--- DATASET EXCERPTS ---
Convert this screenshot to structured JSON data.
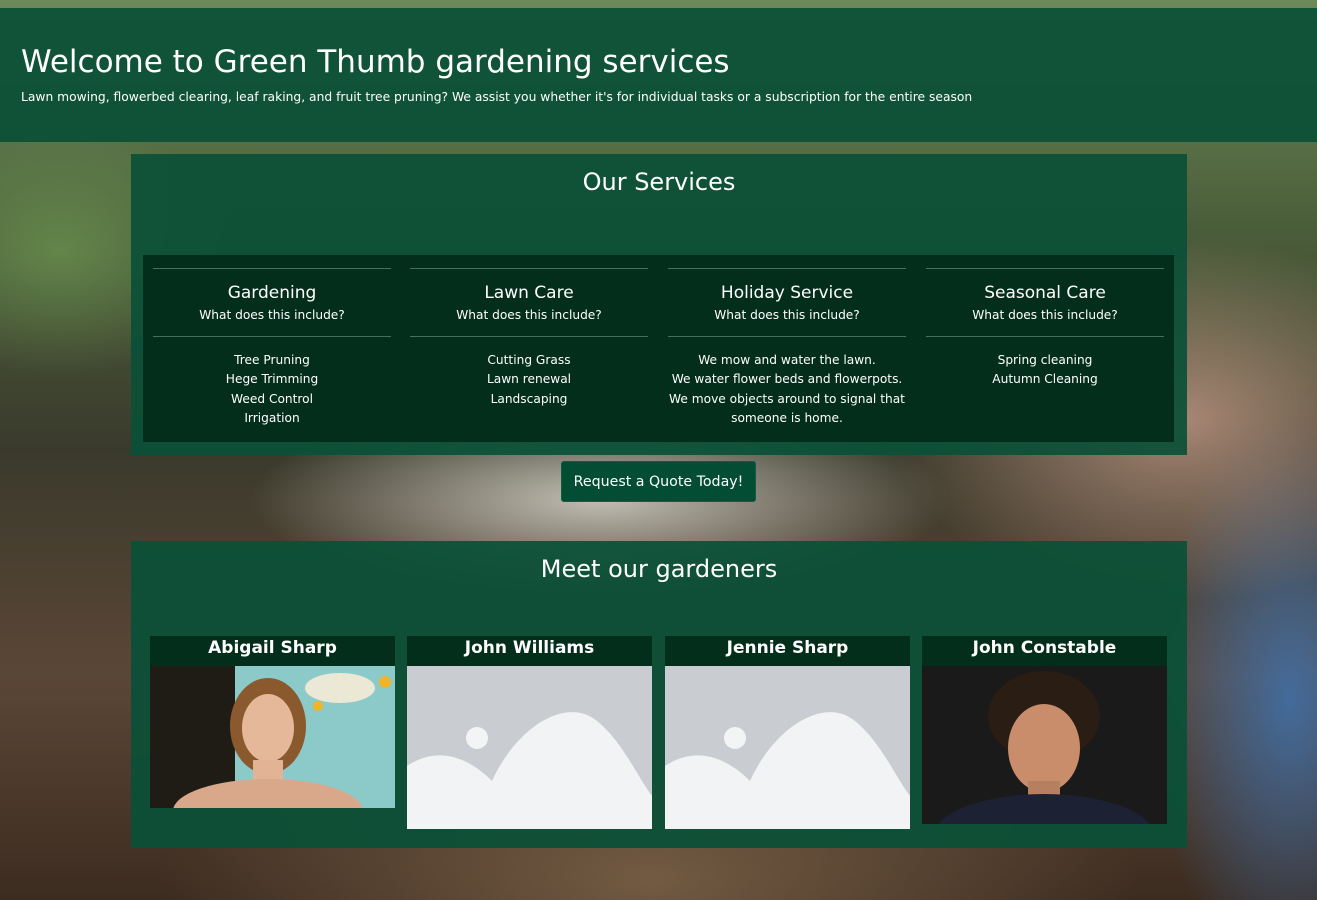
{
  "header": {
    "title": "Welcome to Green Thumb gardening services",
    "subtitle": "Lawn mowing, flowerbed clearing, leaf raking, and fruit tree pruning? We assist you whether it's for individual tasks or a subscription for the entire season"
  },
  "services": {
    "heading": "Our Services",
    "items": [
      {
        "title": "Gardening",
        "subtitle": "What does this include?",
        "lines": [
          "Tree Pruning",
          "Hege Trimming",
          "Weed Control",
          "Irrigation"
        ]
      },
      {
        "title": "Lawn Care",
        "subtitle": "What does this include?",
        "lines": [
          "Cutting Grass",
          "Lawn renewal",
          "Landscaping"
        ]
      },
      {
        "title": "Holiday Service",
        "subtitle": "What does this include?",
        "lines": [
          "We mow and water the lawn.",
          "We water flower beds and flowerpots.",
          "We move objects around to signal that",
          "someone is home."
        ]
      },
      {
        "title": "Seasonal Care",
        "subtitle": "What does this include?",
        "lines": [
          "Spring cleaning",
          "Autumn Cleaning"
        ]
      }
    ]
  },
  "cta": {
    "label": "Request a Quote Today!"
  },
  "gardeners": {
    "heading": "Meet our gardeners",
    "people": [
      {
        "name": "Abigail Sharp",
        "image": "portrait-photo"
      },
      {
        "name": "John Williams",
        "image": "image-placeholder-icon"
      },
      {
        "name": "Jennie Sharp",
        "image": "image-placeholder-icon"
      },
      {
        "name": "John Constable",
        "image": "portrait-photo"
      }
    ]
  }
}
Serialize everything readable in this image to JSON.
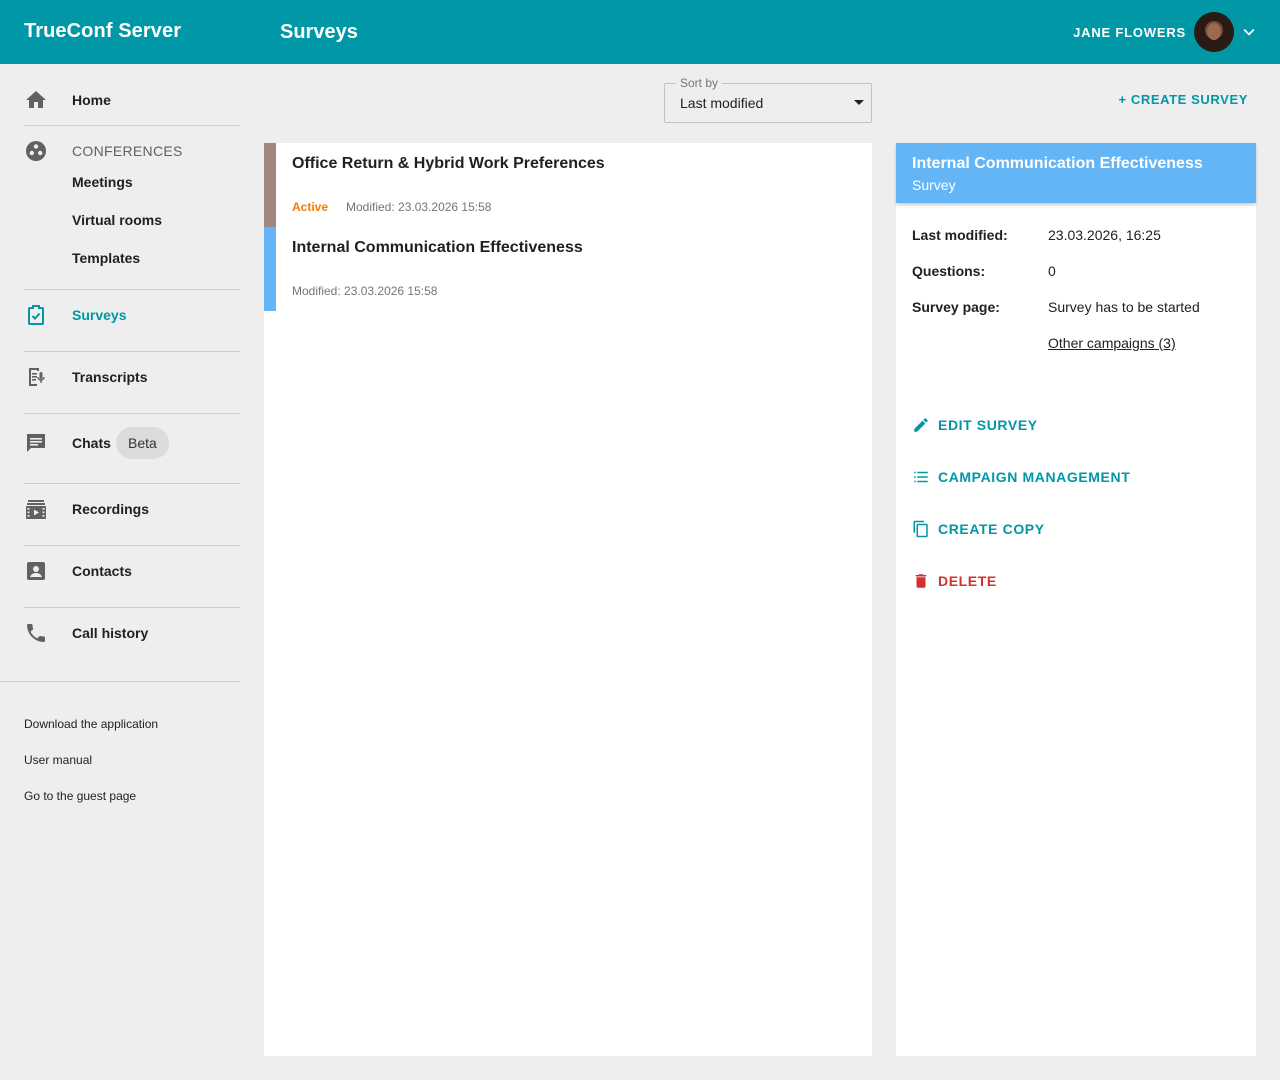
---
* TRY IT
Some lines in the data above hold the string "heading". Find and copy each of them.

* TASK RESPONSE
    "heading": "Our Services",
    "heading": "Meet our gardeners",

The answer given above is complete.